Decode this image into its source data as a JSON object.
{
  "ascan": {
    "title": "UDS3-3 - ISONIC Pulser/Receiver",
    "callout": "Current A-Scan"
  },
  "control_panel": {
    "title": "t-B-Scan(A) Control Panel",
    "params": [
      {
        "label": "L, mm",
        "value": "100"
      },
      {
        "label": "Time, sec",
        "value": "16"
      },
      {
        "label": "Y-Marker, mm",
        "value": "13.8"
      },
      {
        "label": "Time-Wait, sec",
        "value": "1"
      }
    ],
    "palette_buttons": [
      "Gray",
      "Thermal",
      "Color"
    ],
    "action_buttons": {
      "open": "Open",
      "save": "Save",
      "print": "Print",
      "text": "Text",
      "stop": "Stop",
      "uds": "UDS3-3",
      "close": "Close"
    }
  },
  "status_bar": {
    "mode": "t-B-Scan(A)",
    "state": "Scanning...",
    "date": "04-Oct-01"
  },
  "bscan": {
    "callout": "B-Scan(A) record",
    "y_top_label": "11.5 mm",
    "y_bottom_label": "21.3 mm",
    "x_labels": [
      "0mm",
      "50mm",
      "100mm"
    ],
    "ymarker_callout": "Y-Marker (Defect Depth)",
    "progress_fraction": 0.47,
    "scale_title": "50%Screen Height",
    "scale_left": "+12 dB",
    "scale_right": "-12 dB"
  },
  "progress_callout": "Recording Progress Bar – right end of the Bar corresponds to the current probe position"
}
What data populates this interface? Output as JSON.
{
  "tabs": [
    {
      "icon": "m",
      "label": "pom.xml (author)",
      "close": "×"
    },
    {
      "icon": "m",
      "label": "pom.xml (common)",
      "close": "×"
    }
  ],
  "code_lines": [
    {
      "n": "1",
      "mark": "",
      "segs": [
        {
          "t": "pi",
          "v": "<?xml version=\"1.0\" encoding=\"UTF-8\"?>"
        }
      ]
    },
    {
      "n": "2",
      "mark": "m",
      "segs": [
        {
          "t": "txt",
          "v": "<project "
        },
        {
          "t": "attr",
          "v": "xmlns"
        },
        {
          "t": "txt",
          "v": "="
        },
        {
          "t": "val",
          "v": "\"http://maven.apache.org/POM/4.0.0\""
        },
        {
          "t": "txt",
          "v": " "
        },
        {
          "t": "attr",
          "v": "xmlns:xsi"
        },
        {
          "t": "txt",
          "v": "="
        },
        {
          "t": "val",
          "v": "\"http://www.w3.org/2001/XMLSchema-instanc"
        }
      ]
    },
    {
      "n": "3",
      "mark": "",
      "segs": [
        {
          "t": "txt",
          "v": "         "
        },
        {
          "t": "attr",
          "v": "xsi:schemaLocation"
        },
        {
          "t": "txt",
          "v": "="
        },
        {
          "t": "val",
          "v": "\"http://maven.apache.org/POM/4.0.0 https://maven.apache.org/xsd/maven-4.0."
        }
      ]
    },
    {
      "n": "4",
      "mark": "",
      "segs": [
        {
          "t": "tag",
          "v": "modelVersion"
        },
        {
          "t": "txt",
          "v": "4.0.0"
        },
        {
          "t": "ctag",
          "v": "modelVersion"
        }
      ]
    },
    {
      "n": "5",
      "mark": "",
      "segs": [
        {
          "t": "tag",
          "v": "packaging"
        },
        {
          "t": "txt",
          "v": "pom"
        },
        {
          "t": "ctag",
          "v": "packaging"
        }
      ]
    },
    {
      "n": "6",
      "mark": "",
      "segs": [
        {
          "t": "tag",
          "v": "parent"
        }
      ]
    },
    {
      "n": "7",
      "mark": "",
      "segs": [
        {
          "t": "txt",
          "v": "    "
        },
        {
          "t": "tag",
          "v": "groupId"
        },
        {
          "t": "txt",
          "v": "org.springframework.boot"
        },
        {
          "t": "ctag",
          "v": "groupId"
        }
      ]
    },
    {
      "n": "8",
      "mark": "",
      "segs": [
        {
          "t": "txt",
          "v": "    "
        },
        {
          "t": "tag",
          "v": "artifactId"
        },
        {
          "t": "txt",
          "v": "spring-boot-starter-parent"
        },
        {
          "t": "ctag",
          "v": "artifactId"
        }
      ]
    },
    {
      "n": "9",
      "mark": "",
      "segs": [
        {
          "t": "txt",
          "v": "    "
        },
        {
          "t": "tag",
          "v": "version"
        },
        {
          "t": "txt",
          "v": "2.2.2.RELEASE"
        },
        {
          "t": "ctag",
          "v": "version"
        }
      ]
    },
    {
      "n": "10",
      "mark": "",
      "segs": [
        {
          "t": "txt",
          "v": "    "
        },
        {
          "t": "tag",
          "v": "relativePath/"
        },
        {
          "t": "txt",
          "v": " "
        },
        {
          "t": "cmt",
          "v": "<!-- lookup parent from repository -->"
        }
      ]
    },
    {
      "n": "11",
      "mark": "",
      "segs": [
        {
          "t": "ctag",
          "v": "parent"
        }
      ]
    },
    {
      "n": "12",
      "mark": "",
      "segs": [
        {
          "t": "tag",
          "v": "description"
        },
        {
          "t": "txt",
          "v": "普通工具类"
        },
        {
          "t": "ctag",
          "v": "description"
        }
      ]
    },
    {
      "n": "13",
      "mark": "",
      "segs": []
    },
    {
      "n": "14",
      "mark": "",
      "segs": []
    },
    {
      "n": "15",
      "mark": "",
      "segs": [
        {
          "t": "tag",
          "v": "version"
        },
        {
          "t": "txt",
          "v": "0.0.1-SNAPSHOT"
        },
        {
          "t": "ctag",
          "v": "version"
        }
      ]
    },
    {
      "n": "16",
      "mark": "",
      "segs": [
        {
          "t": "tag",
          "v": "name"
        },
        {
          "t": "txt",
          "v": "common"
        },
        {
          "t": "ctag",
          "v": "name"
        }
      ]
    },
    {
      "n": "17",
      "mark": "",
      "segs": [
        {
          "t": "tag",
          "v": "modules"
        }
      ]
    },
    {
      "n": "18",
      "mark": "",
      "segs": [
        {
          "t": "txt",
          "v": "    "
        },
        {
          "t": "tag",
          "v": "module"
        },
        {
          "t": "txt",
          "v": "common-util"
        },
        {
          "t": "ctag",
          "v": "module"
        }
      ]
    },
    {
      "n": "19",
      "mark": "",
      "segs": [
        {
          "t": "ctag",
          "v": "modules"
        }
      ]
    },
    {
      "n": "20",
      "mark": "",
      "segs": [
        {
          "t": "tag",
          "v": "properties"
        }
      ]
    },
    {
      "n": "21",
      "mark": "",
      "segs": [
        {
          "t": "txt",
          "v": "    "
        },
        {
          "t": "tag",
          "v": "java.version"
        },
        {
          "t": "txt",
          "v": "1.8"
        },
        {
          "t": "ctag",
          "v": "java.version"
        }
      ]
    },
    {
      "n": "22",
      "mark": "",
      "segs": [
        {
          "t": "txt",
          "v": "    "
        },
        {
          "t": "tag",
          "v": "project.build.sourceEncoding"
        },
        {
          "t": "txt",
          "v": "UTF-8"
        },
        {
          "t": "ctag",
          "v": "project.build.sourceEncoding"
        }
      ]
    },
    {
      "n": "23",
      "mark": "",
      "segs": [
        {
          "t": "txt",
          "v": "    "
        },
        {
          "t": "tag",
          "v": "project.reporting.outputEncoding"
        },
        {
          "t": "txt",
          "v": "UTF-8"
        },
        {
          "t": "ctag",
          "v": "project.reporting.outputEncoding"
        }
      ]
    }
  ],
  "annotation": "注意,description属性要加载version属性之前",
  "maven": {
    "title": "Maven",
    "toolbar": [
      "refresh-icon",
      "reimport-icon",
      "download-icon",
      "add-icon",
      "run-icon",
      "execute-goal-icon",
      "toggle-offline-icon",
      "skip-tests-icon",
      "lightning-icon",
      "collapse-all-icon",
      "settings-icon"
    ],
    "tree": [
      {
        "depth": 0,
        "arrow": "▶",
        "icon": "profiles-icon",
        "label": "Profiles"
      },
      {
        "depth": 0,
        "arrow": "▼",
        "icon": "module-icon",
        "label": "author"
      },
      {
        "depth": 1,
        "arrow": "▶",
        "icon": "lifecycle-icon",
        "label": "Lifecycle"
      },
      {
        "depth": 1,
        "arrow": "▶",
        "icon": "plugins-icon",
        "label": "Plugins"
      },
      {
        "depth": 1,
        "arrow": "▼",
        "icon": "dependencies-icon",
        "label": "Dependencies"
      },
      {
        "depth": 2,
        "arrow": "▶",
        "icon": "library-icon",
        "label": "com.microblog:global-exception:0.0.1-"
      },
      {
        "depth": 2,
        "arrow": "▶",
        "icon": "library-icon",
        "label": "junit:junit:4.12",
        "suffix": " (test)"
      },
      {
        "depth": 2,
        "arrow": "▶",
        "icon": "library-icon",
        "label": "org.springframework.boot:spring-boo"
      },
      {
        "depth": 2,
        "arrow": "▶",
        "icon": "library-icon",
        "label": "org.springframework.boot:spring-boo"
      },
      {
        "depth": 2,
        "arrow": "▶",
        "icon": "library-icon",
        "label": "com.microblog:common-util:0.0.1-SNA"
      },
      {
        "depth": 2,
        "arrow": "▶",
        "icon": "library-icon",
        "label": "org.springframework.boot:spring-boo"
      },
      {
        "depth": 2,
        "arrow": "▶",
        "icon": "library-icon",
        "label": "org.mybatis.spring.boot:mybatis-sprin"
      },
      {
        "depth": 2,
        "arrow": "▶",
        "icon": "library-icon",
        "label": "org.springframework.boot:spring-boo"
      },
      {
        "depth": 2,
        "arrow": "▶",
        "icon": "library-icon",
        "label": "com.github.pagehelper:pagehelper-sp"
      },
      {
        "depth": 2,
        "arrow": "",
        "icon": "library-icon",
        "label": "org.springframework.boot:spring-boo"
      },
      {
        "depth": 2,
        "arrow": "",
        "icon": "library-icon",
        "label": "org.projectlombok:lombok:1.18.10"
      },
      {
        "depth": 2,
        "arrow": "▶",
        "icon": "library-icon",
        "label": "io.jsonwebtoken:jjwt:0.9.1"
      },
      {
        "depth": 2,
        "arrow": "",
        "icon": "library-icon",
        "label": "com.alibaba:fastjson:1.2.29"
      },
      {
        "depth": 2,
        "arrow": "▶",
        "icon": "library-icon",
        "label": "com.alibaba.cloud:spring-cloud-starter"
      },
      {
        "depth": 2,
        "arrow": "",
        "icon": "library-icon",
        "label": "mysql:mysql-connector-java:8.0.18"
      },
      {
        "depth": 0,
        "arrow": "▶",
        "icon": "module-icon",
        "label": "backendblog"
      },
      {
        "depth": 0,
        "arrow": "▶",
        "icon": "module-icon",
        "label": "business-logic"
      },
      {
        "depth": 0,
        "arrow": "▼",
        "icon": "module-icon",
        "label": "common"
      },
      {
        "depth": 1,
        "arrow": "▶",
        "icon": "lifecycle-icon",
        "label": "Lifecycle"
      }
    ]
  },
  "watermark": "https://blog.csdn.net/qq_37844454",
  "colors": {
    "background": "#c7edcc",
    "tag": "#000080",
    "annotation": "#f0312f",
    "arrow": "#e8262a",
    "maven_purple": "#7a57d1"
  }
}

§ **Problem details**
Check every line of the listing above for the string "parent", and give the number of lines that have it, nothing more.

§ **Answer to the exercise**
4